In the 1970s the US Army and Special Forces Groups sent tactical advisors into a number of third world countries in an effort to train local militias and stop the march of Communism around the globe. Facing an enemy largely equipped with cheap and plentiful Soviet AK-47s, the only choice at the time for the US to arm these locals was either the then-cranky M16, or the older and much heavier M14 and M1 rifles. This led to a call for the design of a simple and light rifle that could be literally given away and so began the saga of the LMR.
Why the LMR?
In 1971, the Department of the Army issued a statement of work tender for a light, maintenance-free, rifle. This project was promptly dubbed the LMR for Low-Maintenance-Rifle. This weapon was to be in the standard 5.56x45mm NATO chambering, and be as simple as possible. The idea was that instead of giving away complex and high- maintenance M16 and M14 rifles as military aide to small countries and local indigenous groups that were friendly to Uncle Sam, the new LMR could be sent instead.
With this goal in mind, the buzzwords were cheap and reliable, with a budget sweet spot of about $130 per unit when placed into full production. Aerospace company Thompson Ramo Wooldridge (TRW) Systems Group, which at the same time was building a fleet of hush hush reconnaissance satellites for the Air Force, took up the contract and started development of weapon. They had also been a player in the M14 National Match contract and had designed such exotic weapons as the HIVAP and a .50-caliber flechette rifle.
Designed for Low Maintenance

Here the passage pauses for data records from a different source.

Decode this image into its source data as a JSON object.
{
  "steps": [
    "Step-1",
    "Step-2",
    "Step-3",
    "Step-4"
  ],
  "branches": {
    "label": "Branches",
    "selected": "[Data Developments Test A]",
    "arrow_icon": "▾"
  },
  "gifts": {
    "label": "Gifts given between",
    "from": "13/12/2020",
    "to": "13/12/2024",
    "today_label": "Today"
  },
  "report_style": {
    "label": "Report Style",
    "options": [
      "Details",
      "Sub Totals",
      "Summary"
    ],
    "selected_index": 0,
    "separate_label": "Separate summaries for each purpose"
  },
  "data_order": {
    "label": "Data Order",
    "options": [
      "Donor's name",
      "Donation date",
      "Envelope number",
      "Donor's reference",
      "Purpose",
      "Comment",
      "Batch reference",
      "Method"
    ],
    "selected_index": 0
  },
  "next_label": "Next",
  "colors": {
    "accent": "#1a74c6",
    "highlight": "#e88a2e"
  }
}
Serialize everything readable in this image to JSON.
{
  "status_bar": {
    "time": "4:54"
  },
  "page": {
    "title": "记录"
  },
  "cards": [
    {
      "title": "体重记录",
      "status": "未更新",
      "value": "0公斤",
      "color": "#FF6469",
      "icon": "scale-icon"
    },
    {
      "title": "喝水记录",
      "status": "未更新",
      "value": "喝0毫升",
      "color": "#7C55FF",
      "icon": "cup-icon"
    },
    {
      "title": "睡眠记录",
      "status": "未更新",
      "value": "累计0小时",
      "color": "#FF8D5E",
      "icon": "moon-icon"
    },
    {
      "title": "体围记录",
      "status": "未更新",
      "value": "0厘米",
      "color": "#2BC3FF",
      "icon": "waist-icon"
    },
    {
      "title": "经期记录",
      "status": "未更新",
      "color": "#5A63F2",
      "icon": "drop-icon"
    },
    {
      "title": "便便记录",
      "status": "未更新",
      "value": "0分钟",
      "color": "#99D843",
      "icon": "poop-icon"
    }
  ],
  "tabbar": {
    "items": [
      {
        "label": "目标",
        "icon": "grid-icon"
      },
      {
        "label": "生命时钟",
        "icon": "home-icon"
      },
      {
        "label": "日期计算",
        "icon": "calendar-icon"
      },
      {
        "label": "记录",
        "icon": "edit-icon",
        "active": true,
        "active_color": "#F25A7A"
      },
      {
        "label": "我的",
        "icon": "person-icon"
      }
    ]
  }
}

The LMR was engineered under the supervision of Donald A. Stoehr from the ground up as the West’s answer to the AK-47 series of rifles: a simple and effective rifle that could be made on the cheap and given to uneducated third world proxies to use with only the most basic of training. To facilitate this the LMR has was designed with a thickly chrome-lined barrel to help with fouling and corrosion and all internal parts were finished with a thick coat of dry space-age lubricant, just in case it never had a good cleaning. The manual described this as being ‘semi-permanently lubricated.’
If the wholesome freedom-loving rebels ever did clean the weapon, it was designed to easily and quickly disassemble into six major groups, namely: magazine, buttstock, operating slide group, trigger group, gas cylinder plug and barrel-receiver group. The manual states that the weapon could be cleaned out with “Fresh water and a toothbrush or lint-free rag.”
To keep weapon commonality to a maximum with the standard M16s of the day, the LMR was engineered to take 10, 20 and 30-round AR mags as well as the M16 series bayonet. The basic trigger unit as well as the plastic pistol grip was that of the M60-series machine gun.
The design itself
It fired from an open bolt, but the breech had a cover that would snap open and closed to keep debris from falling in, much like the old but reliable M3 Grease Gun of the generation before. Predating the piston-stroke designs growing in popularity with today’s AR platforms, the LMR had a long stroke piston located on the firer’s right hand side of the 19.4-inch barrel.
Overall weight (without magazine) was 7.26-pounds and (loaded) right at 8-pounds. With the bayonet mounted, the overall length of the rifle was 40-inches. The sights included an adjustable front sight and a rear-dual range peep sight that had flip-ups for 0-300 meters and 300-500 meters. The sight radius was 21-inches.
One interesting aspect of the LMR rifle was that it was fully automatic-only, with no provision for semi-auto fire. As long as the ammunition supply held out, it had a theoretical cyclic rate of about 450 rounds per minute. With this, it could empty a 30-round magazine in about 4 seconds flat. This rate was about the same as the legacy M1928 Thompson and M3 submachine guns and was seen as being relatively controllable.
The TRW-designed weapon was very different in that the magazine well was not on the bottom like the M16 and AK47 or even on the top of the weapon, such as on the Bren light machine gun. It was instead on the left hand side and the magazine was horizontal to the ground. Several guns in history have used a side-mounted magazine including the Johnson M1941 Light Machine Gun, the German MG35 and MG13 machine guns, the Swiss M1925 Rifle, and of course, the Sterling sbumachinegun. Although the gun bears a very strong resemblance to the German Fallschirmjägergewehr FG42 rifle, the internal workings are different
Why wasn’t it adopted?
While between two and 10 LMR prototypes were produced (accounts vary), by April 1973 the climate of the United States Army had changed. When the tender was first awarded in 1971, the country still had more than 156,000 troops in South Vietnam. By 1973, this had been reduced to just 50 advisors and a few marines guarding the embassy in Saigon. With the reduction in force numbers, this also left a number of surplus M16 rifles available in US arsenals. In the first six months of 1973, more than 161, 398 already paid for and gently used M16s were given away to the governments of South Vietnam, Laos, Indonesia, Cambodia, Thailand, and Jordan as military assistance grants.
In short, there was very little market for new guns when surplus was available. A gun already paid for is always cheaper than a gun that hasn’t been, no matter how good, or cheap, it is.